This year Rational Games passed an important milestone in its philanthropic work: adding match-funded contributions from strategic partners to our grants given directly, we have now given away a million dollars to projects using games and play to resolve conflict. Certainly an occasion to celebrate!
For me personally, this is a great accomplishment. From a standing start in 2001 we have, through the hard work of our team, trainers and board, generated this sum piece by piece and identified and worked with a number of fascinating and innovative projects along the way… KPis are important, also for a social business, and this is a big one. We are encouraged to keep going, perhaps with $ 1 million awarded out of own funds as the next stop on the road ahead.
In terms of serious philanthropy, however, we must recognize that this is nothing much.

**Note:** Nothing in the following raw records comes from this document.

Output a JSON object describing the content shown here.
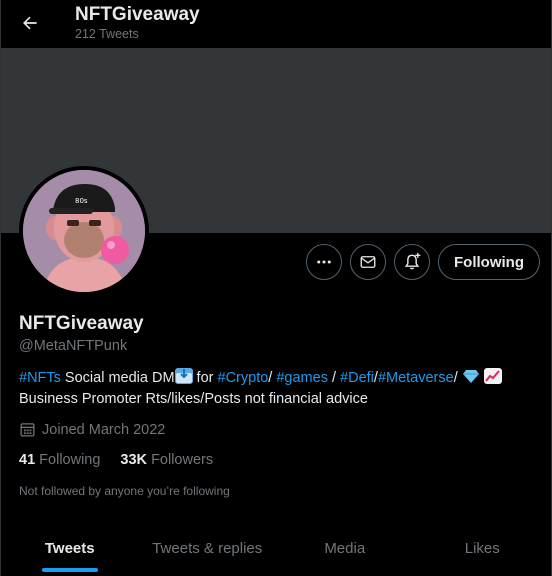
{
  "header": {
    "title": "NFTGiveaway",
    "subtitle": "212 Tweets",
    "back_icon": "arrow-left-icon"
  },
  "colors": {
    "background": "#000000",
    "banner": "#333639",
    "accent": "#1d9bf0",
    "muted": "#71767b",
    "text": "#e7e9ea"
  },
  "actions": {
    "more_icon": "more-icon",
    "message_icon": "mail-icon",
    "notify_icon": "bell-plus-icon",
    "follow_label": "Following"
  },
  "profile": {
    "name": "NFTGiveaway",
    "handle": "@MetaNFTPunk",
    "bio": {
      "tag_nfts": "#NFTs",
      "text1": " Social media DM",
      "text2": " for ",
      "tag_crypto": "#Crypto",
      "text3": "/ ",
      "tag_games": "#games",
      "text4": " / ",
      "tag_defi": "#Defi",
      "text5": "/",
      "tag_metaverse": "#Metaverse",
      "text6": "/ ",
      "line2": "Business Promoter Rts/likes/Posts not financial advice"
    },
    "joined": "Joined March 2022",
    "following_count": "41",
    "following_label": "Following",
    "followers_count": "33K",
    "followers_label": "Followers",
    "not_followed": "Not followed by anyone you’re following"
  },
  "tabs": [
    {
      "label": "Tweets",
      "active": true
    },
    {
      "label": "Tweets & replies",
      "active": false
    },
    {
      "label": "Media",
      "active": false
    },
    {
      "label": "Likes",
      "active": false
    }
  ]
}
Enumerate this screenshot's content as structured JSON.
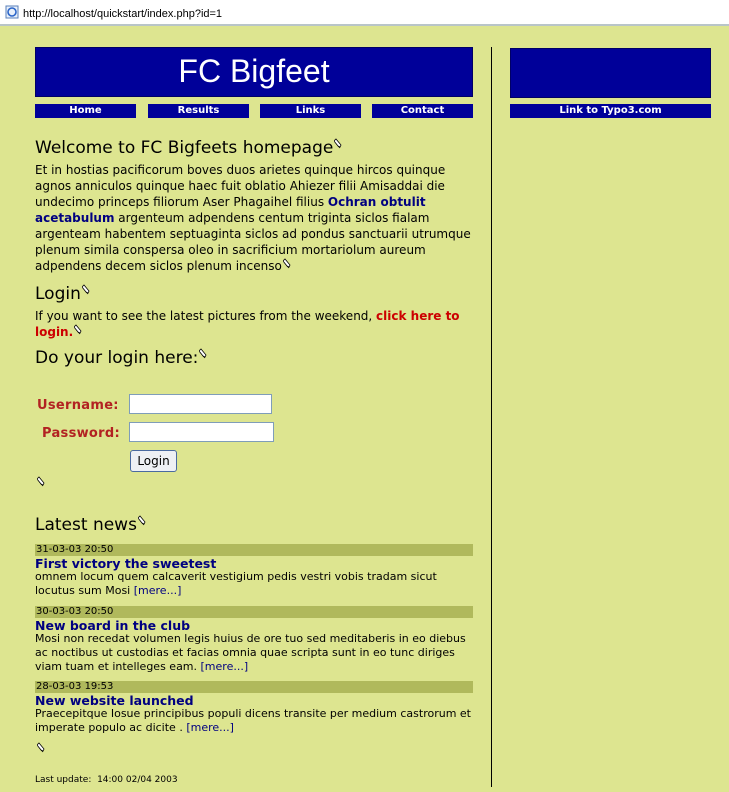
{
  "address_bar": {
    "url": "http://localhost/quickstart/index.php?id=1"
  },
  "site": {
    "title": "FC Bigfeet"
  },
  "nav": [
    "Home",
    "Results",
    "Links",
    "Contact"
  ],
  "right": {
    "link": "Link to Typo3.com"
  },
  "welcome": {
    "heading": "Welcome to FC Bigfeets homepage",
    "text_1": "Et in hostias pacificorum boves duos arietes quinque hircos quinque agnos anniculos quinque haec fuit oblatio Ahiezer filii Amisaddai die undecimo princeps filiorum Aser Phagaihel filius ",
    "link": "Ochran obtulit acetabulum",
    "text_2": " argenteum adpendens centum triginta siclos fialam argenteam habentem septuaginta siclos ad pondus sanctuarii utrumque plenum simila conspersa oleo in sacrificium mortariolum aureum adpendens decem siclos plenum incenso"
  },
  "login": {
    "heading": "Login",
    "text": "If you want to see the latest pictures from the weekend, ",
    "link": "click here to login."
  },
  "login_form": {
    "heading": "Do your login here:",
    "username_label": "Username:",
    "password_label": "Password:",
    "button": "Login"
  },
  "news": {
    "heading": "Latest news",
    "items": [
      {
        "date": "31-03-03 20:50",
        "title": "First victory the sweetest",
        "text": "omnem locum quem calcaverit vestigium pedis vestri vobis tradam sicut locutus sum Mosi ",
        "more": "[mere...]"
      },
      {
        "date": "30-03-03 20:50",
        "title": "New board in the club",
        "text": "Mosi non recedat volumen legis huius de ore tuo sed meditaberis in eo diebus ac noctibus ut custodias et facias omnia quae scripta sunt in eo tunc diriges viam tuam et intelleges eam. ",
        "more": "[mere...]"
      },
      {
        "date": "28-03-03 19:53",
        "title": "New website launched",
        "text": "Praecepitque Iosue principibus populi dicens transite per medium castrorum et imperate populo ac dicite . ",
        "more": "[mere...]"
      }
    ]
  },
  "footer": {
    "last_update": "Last update:  14:00 02/04 2003"
  }
}
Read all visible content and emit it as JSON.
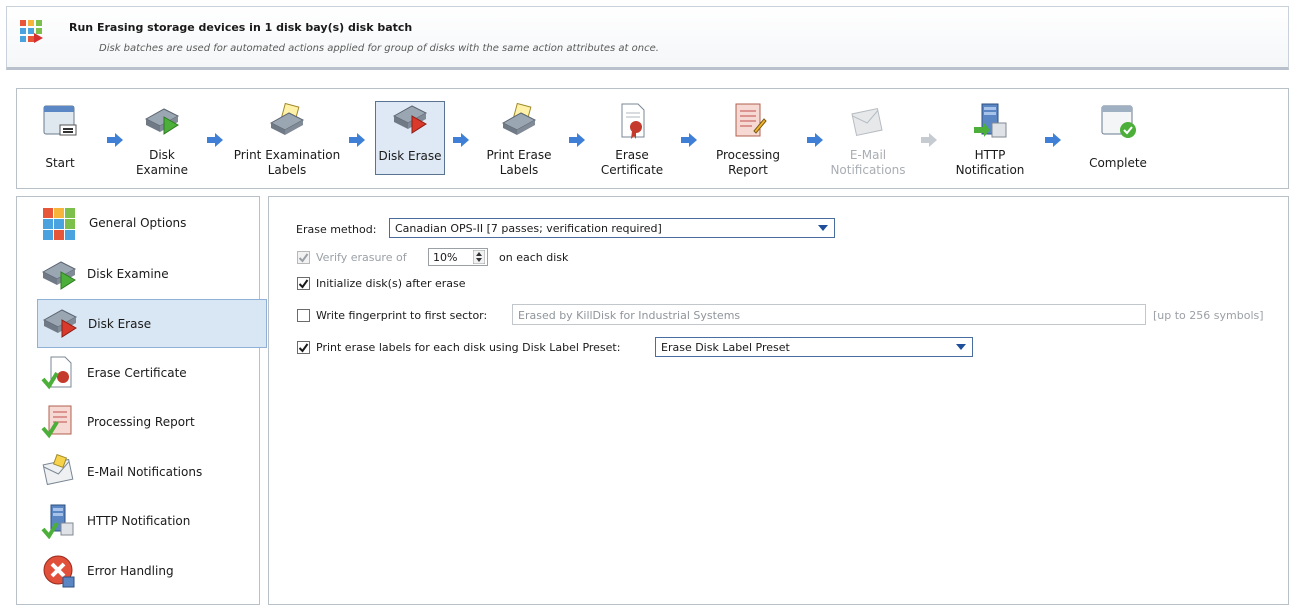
{
  "header": {
    "title": "Run Erasing storage devices in 1 disk bay(s) disk batch",
    "subtitle": "Disk batches are used for automated actions applied for group of disks with the same action attributes at once."
  },
  "wizard": {
    "steps": [
      {
        "label": "Start"
      },
      {
        "label": "Disk\nExamine"
      },
      {
        "label": "Print Examination\nLabels"
      },
      {
        "label": "Disk Erase"
      },
      {
        "label": "Print Erase\nLabels"
      },
      {
        "label": "Erase\nCertificate"
      },
      {
        "label": "Processing\nReport"
      },
      {
        "label": "E-Mail\nNotifications"
      },
      {
        "label": "HTTP\nNotification"
      },
      {
        "label": "Complete"
      }
    ]
  },
  "sidebar": {
    "items": [
      {
        "label": "General Options"
      },
      {
        "label": "Disk Examine"
      },
      {
        "label": "Disk Erase"
      },
      {
        "label": "Erase Certificate"
      },
      {
        "label": "Processing Report"
      },
      {
        "label": "E-Mail Notifications"
      },
      {
        "label": "HTTP Notification"
      },
      {
        "label": "Error Handling"
      }
    ]
  },
  "main": {
    "erase_method_label": "Erase method:",
    "erase_method_value": "Canadian OPS-II [7 passes; verification required]",
    "verify_label": "Verify erasure of",
    "verify_value": "10%",
    "verify_suffix": "on each disk",
    "initialize_label": "Initialize disk(s) after erase",
    "fingerprint_label": "Write fingerprint to first sector:",
    "fingerprint_value": "Erased by KillDisk for Industrial Systems",
    "fingerprint_hint": "[up to 256 symbols]",
    "print_labels_label": "Print erase labels for each disk using Disk Label Preset:",
    "print_labels_preset": "Erase Disk Label Preset"
  },
  "colors": {
    "accent": "#4a6da0",
    "active_bg": "#dfe9f5",
    "arrow_blue": "#3f7fd6",
    "disabled_text": "#a9aeb4"
  }
}
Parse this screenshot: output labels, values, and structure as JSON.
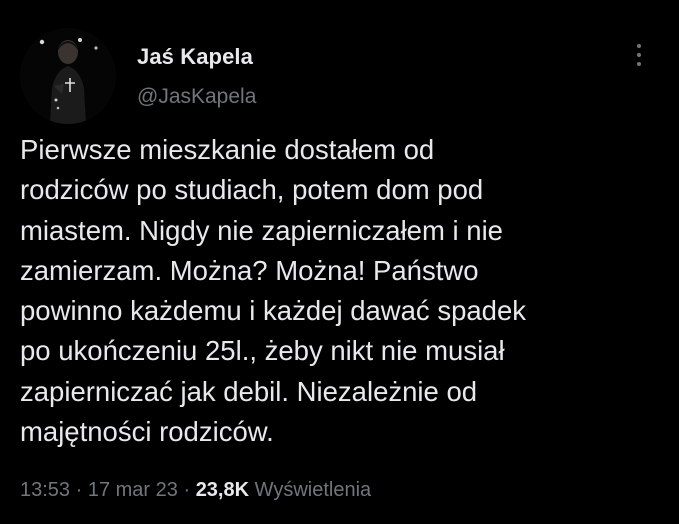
{
  "author": {
    "name": "Jaś Kapela",
    "handle": "@JasKapela",
    "avatar_icon": "profile-photo"
  },
  "more_icon": "more-vertical-icon",
  "tweet": {
    "lines": [
      "Pierwsze mieszkanie dostałem od",
      "rodziców po studiach, potem dom pod",
      "miastem. Nigdy nie zapierniczałem i nie",
      "zamierzam. Można? Można! Państwo",
      "powinno każdemu i każdej dawać spadek",
      "po ukończeniu 25l., żeby nikt nie musiał",
      "zapierniczać jak debil. Niezależnie od",
      "majętności rodziców."
    ]
  },
  "meta": {
    "time": "13:53",
    "date": "17 mar 23",
    "views_count": "23,8K",
    "views_label": "Wyświetlenia",
    "separator": "·"
  },
  "colors": {
    "background": "#000000",
    "text_primary": "#e7e9ea",
    "text_secondary": "#71767b"
  }
}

When I read that Michael Bloomberg is personally paying the $4.5 million in lapsed payments already resulting from the US withdrawal from the Paris Climate Change Agreement, or consider the truly inspiring work of the Gates and Carter Foundations, I have to wonder what the role of such “microphilanthropy” can be. Even measured by the standards of small family foundations, we are going to have to grow much faster and further before we can truly consider ourselves a meaningful part of this sector.
Sobering as all this is, I am encouraged by three thoughts.
Social impact is not only financial. Through our seminars on constructive business negotiations aimed at adding value for both sides, we have touched thousands of lives and perhaps had a deeper influence on the values and assumptions of a few. Through pro bono seminar and coaching work, we have brought this message to organizations perhaps closer to philanthropy than we are. I am not sure how to measure all this, but it feels substantial.
Recently, we have also learned to move away from the hub and spoke system and encourage relationships and networks between our grantees. Sometimes, it is best for funders to get out of the way and let grantees shine. A multipolar array of projects offers unexpected potential for growth.
Finally, we also can do a better job building relationships with other philanthropists. According to American Philanthropic, less than half of US philanthropic cooperate in any meaningful way with each other. This is why we have now launched a concerted and systematic effort to get to know larger players who are enthused by our idea of games and play to resolve conflict and can perhaps help us expand our reach. This has already born initial fruit. Dear Blog readers, any leads on prospects for this project are more than welcome.
Yes, a million dollars is something to be proud of. And something to build on.